- The FTC: Your national resource to identity theft.
- FDIC Identity Theft and Fraud
- FBI Scam Safety Site
- How Not to Get Hooked (Federal Trade Commission)
- How to be a Safe Internet User
- When Bad Things Happen to your Good Name (Federal Trade Commission)
- Government Resources for Combating Identity Theft
- Federal Trade Commission | Fraud Line: 877-IDTHEFT (877-438-4338)
- Equifax - Fraud Line: 800-525-6285
- Experian - Fraud Line: 888-397-3742
- Trans Union - Fraud Line: 800-680-7289
What is an e-mail scam (Phishing)?
Criminals are soliciting wide bands of consumers via e-mail in an effort to illegally obtain personal information in a process called “Phishing.”
The e-mail address and the Web site address may appear almost identical to those of legitimate financial institutions. The e-mail will claim that there is a problem with an account and will provide a link to a site that may look authentic. You will be asked to input personal information such as bank account numbers, PINs and a Social Security Number. These e-mails attempt to trick customers into supplying sensitive personal data.
IMPORTANT: If you receive an e-mail requesting personal information, you should not provide it or click on a link - even if it looks like the request comes from a legitimate Web site.
What is Smishing?
Smishing is similar to Phishing but criminals attempt to garner information via text messages on mobile phones. National Exchange Bank & Trust does not initiate information gathering via text messages.
Why do you ask so many questions when I do a large cash transaction or wire transfer?

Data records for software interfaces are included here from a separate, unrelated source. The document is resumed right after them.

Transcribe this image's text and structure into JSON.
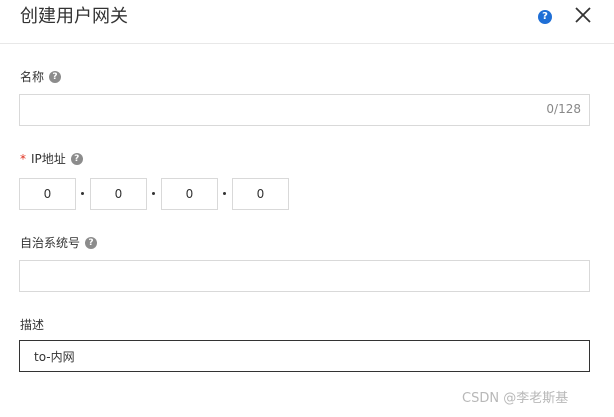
{
  "dialog": {
    "title": "创建用户网关"
  },
  "form": {
    "name": {
      "label": "名称",
      "value": "",
      "counter": "0/128"
    },
    "ip": {
      "required_mark": "*",
      "label": "IP地址",
      "octets": [
        "0",
        "0",
        "0",
        "0"
      ]
    },
    "asn": {
      "label": "自治系统号",
      "value": ""
    },
    "description": {
      "label": "描述",
      "value": "to-内网"
    }
  },
  "icons": {
    "help": "?",
    "close": "×"
  },
  "watermark": "CSDN @李老斯基",
  "colors": {
    "help_blue": "#1f6fd6",
    "required_red": "#e0301e",
    "border": "#d9d9d9"
  }
}
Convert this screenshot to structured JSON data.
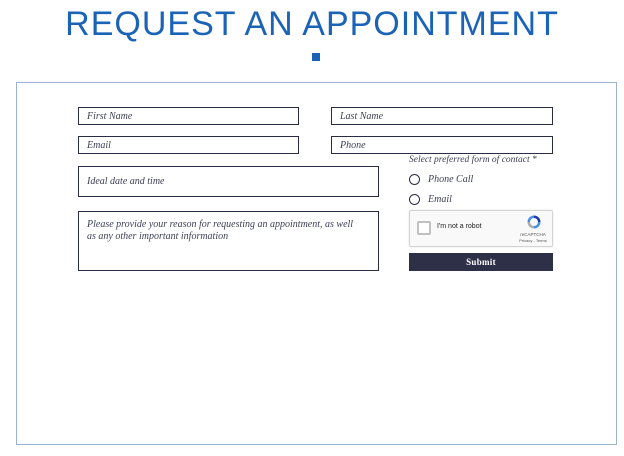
{
  "page": {
    "title": "REQUEST AN APPOINTMENT"
  },
  "form": {
    "first_name_placeholder": "First Name",
    "last_name_placeholder": "Last Name",
    "email_placeholder": "Email",
    "phone_placeholder": "Phone",
    "date_time_placeholder": "Ideal date and time",
    "reason_placeholder": "Please provide your reason for requesting an appointment, as well as any other important information",
    "contact_label": "Select preferred form of contact *",
    "contact_options": [
      {
        "label": "Phone Call",
        "selected": false
      },
      {
        "label": "Email",
        "selected": false
      }
    ],
    "submit_label": "Submit"
  },
  "recaptcha": {
    "label": "I'm not a robot",
    "brand": "reCAPTCHA",
    "links": "Privacy - Terms",
    "checked": false
  },
  "colors": {
    "title": "#1a63b6",
    "border": "#2a2c45",
    "submit_bg": "#2e3047",
    "card_border": "#9bb3cf"
  }
}
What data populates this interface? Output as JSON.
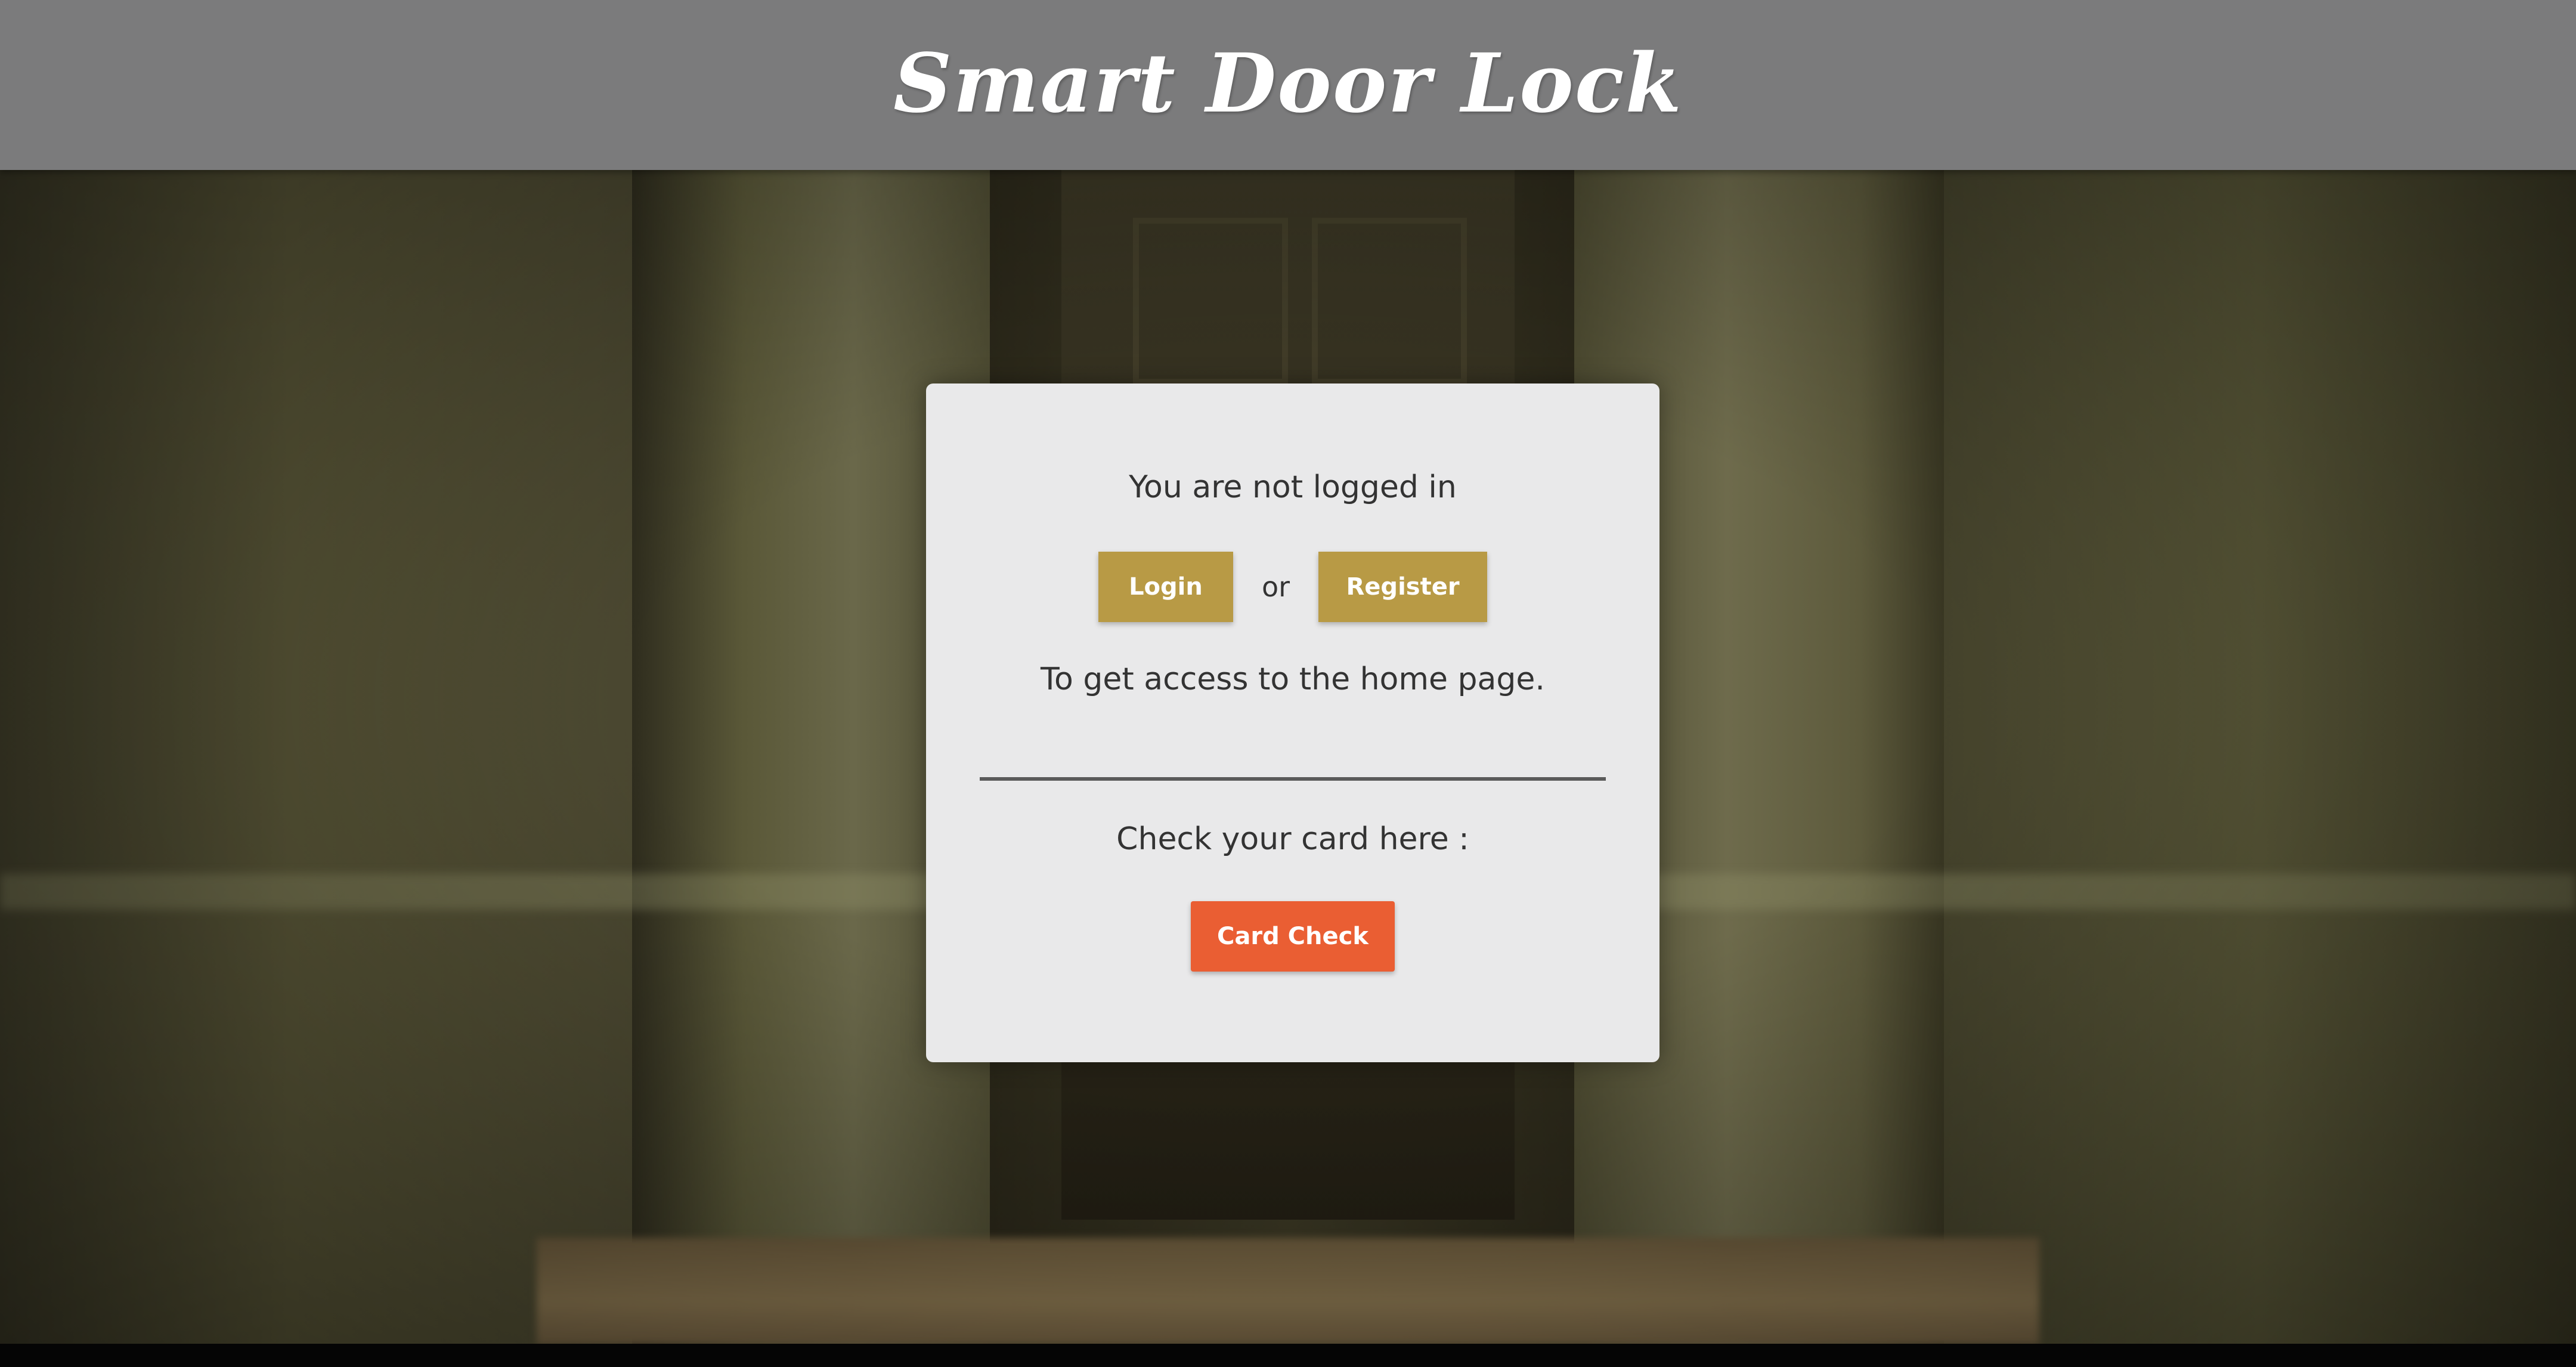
{
  "header": {
    "title": "Smart Door Lock"
  },
  "auth_card": {
    "status_text": "You are not logged in",
    "login_label": "Login",
    "or_text": "or",
    "register_label": "Register",
    "access_text": "To get access to the home page.",
    "card_prompt": "Check your card here :",
    "card_check_label": "Card Check"
  },
  "colors": {
    "header_bg": "#7b7b7c",
    "card_bg": "#e9e9ea",
    "primary_button": "#b89a45",
    "accent_button": "#ea5e33"
  }
}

Due to the proliferation of scams perpetrated through unknowing bank customers, National Exchange Bank & Trust takes great care in trying to identify potential scams. Transactions that are frequently used to commit fraud receive an even greater scrutiny in order to protect you. Remember, ultimately, the customer depositing an item is responsible for the “goodness” of the item.